The next entry in the Castlevania saga is Circle of the Moon. Released in 2001, this game, for a time, was removed from official chronology by the director of the Castlevania series. It has since been re-added due to the release of more recent title Portrait of Ruin, the details behind this are convoluted and we’ll get to the that in a future post.
This title is the first Castlevania game released for the Game Boy Advance. It is similar in looks and style to Symphony of the Night, but much more difficult. As this game shows, the GBA has proven to be an excellent platform for the series. Circle of the Moon is the first of three games designed exclusively for it, and all three are perfect fits..
On major way this game differs from Symphony is with the with the introduction of something called the “DSS system”. This ability-system allows the player to collect magic-infused cards that drop at random from defeated enemies. The cards are sorted into two types: A deck and B deck.
You can combine one A and B type card to create a special effect or ability. For example, two particular cards will give your character a Flaming Whip that increases your attack power. Some of the cards also allow you to summon mythological monsters, which in turn grant character buffs or deal damage to enemies. Many of the more powerful cards are difficult to find, but they make the game much easier, so they are worth the effort to uncover.
The storyline for the game takes place in 1830 where master vampire hunter Morris Baldwin has arrived on the scene of Castlevania with his son Hugh and his apprentice Nathan Graves.
They discover that Dracula’s minions have successfully resurrected the count outside of his one hundred-year cycle. But before the heroes can lift a finger to slay the weakened Dracula, the count springs a trap and a Nathan and Hugh fall tumbling down into the caves beneath the castle.
Being the apprentice hunter Nathan declares his desire to ascend to the top of the castle to both rescue Morris and defeat Dracula. Hugh slaps him down and tells him to stay out of the way. He intends to find his father alone, rudely declining any offer of help. As a result, Nathan is left alone with only the Hunter Whip to defend him.
From here, the game plays out like another “castleroid”. You play Nathan as he navigates the various areas in and around Castlevania. Throughout the game there are few chance encounters with Hugh, who seems to be blinded by his lust for power and revenge. Ultimately, Nathan and Hugh do battle. Upon his defeat, Hugh snaps back to his right mind. In truth. it seems he was under some dark spell of Dracula’s. Now thinking clearly, he offers his assistance to Nathan and they rush off to throne room.

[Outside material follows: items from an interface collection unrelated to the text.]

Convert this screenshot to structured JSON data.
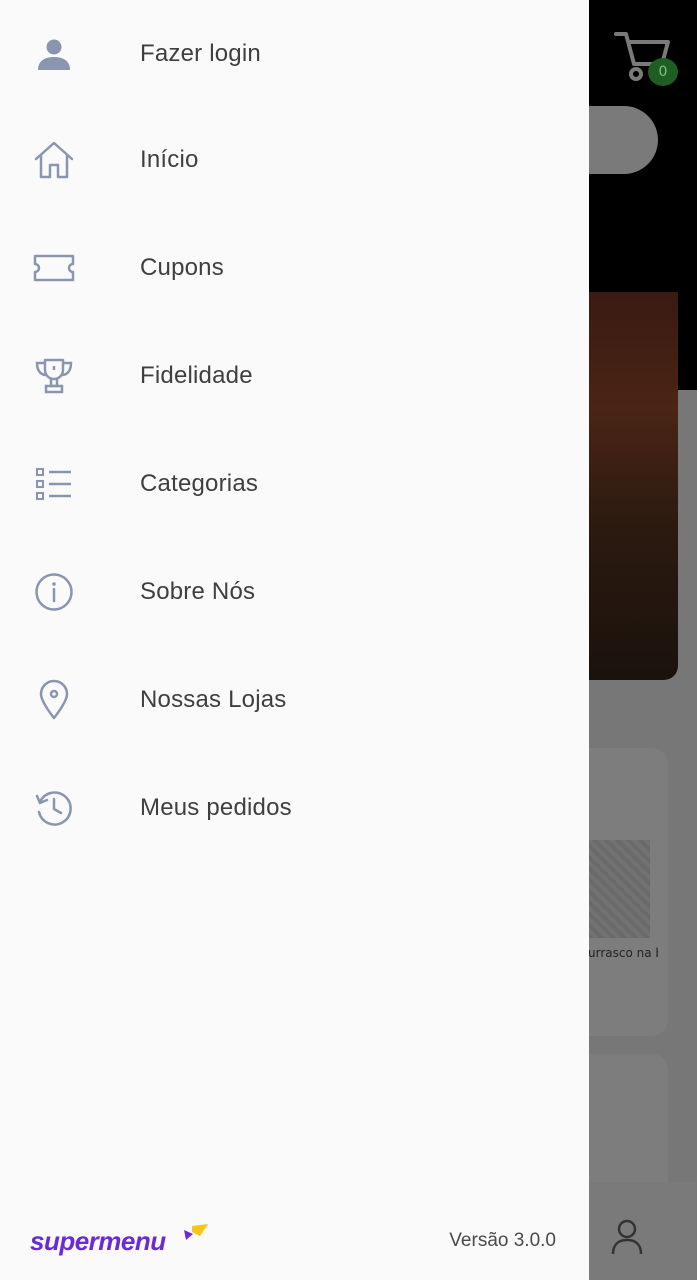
{
  "cart": {
    "count": "0"
  },
  "background": {
    "card_text": "urrasco na brasa"
  },
  "menu": [
    {
      "label": "Fazer login",
      "icon": "user-icon"
    },
    {
      "label": "Início",
      "icon": "home-icon"
    },
    {
      "label": "Cupons",
      "icon": "ticket-icon"
    },
    {
      "label": "Fidelidade",
      "icon": "trophy-icon"
    },
    {
      "label": "Categorias",
      "icon": "list-icon"
    },
    {
      "label": "Sobre Nós",
      "icon": "info-icon"
    },
    {
      "label": "Nossas Lojas",
      "icon": "location-pin-icon"
    },
    {
      "label": "Meus pedidos",
      "icon": "history-icon"
    }
  ],
  "footer": {
    "brand": "supermenu",
    "version": "Versão 3.0.0"
  },
  "colors": {
    "icon": "#8a96b0",
    "text": "#3f3f3f",
    "brand": "#6a2bd6",
    "brand_accent": "#f5c518",
    "badge": "#1e5e22"
  }
}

Together, the two find Morris held prisoner. Nathan bests Dracula in combat and the vampire flees the scene. Hugh escorts his father out of the throne room while Nathan pursues Dracula for the final showdown.

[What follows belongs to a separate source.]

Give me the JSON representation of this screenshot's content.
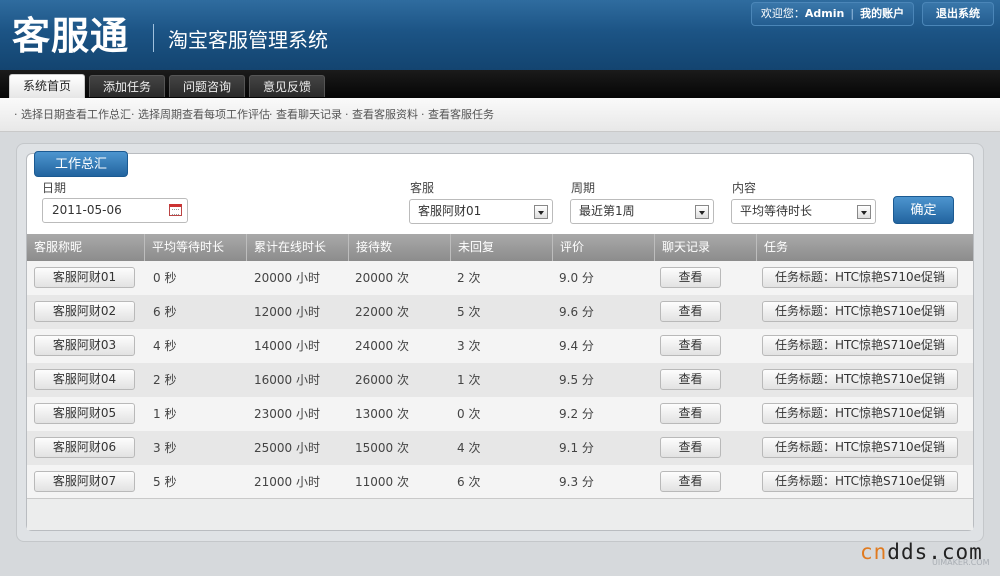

Dracula’s second form is that of a menacing demon. Upon defeat, the heroes emerge and watch the fall of Castlevania from the peak of a nearby mountain. Hugh apologizes for his pride and greed, and reaffirms his commitment to train harder in case fate should ever call upon him…
All in all, Circle of the Moon is a pretty typical Castlevania game. There’s not much originality in the storyline. And one is left wondering just who the hell these characters are! What has happened to the Belmont family? How did Morris and Hugh come into possession of the enchanted whip? Fans would not receive an answer to these questions for many years…

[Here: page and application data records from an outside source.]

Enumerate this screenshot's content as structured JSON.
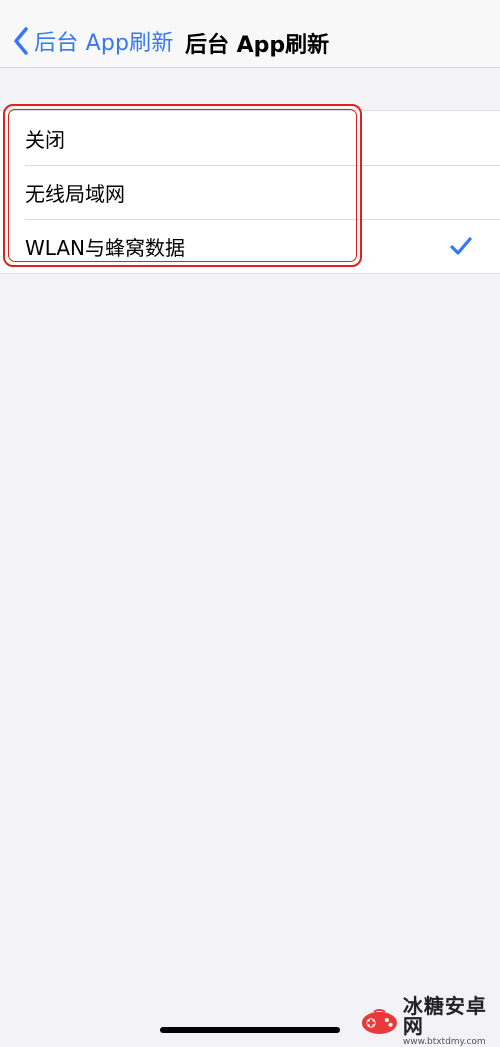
{
  "navbar": {
    "back_label": "后台 App刷新",
    "title": "后台 App刷新"
  },
  "options": [
    {
      "label": "关闭",
      "selected": false
    },
    {
      "label": "无线局域网",
      "selected": false
    },
    {
      "label": "WLAN与蜂窝数据",
      "selected": true
    }
  ],
  "watermark": {
    "name": "冰糖安卓网",
    "url": "www.btxtdmy.com"
  },
  "colors": {
    "accent": "#3478f6",
    "background": "#f2f2f7",
    "annotation": "#e02020"
  }
}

1897: Dracula the novel
Difficulty: Hard – While similar is design to SotN, this title is a bit more difficult. It’s still not a frustrating as some of the earlier titles in the series, but it’s no pushover. Things get much easier if you take them time to explore and find some of the items and cards that are a bit more difficult to obtain.
Story: The story between this new band of hunters is interesting, but doesn’t seem to fit in well with the rest of the saga. For a long time this led to confusion among many fans. This was eventually explained in a later game however.
Originality: While borrowing many elements from SotN, the devs did take steps to make this game unique.The DSS system is a nice touch. But overall, I don’t think really took off with many fans.
Soundtrack: The sound track here is well done. The music is appropriate for the game, but not very memorable in my opinion.
Fun: The game itself was a lot of fun for me. The atmosphere is perfect, very creepy stuff at the beginning of the title really sets the mood. I enjoyed it quite a bit.
Graphics: Very similar in design to SotN, but not quite as crisp. The backgrounds as pretty impressive, but some of the character models could be better.
Playcontrol: No real problems here. If playing, I do recommend playing on either a Game Boy Advance SP or one of the 2nd gen DS system. The frequent use of the shoulder buttons cramped my hand back in the day when playing on the original GBA. But on the whole, I have no complaint. The controls function as I would expect and are very precise.
Overall rating (out of four stars): 4 – This is a great title and a must-have for any CV fan with a Game Boy.
Currently Available: WiiU Virtual Console (originally GBA)
Other Reviews In This Series: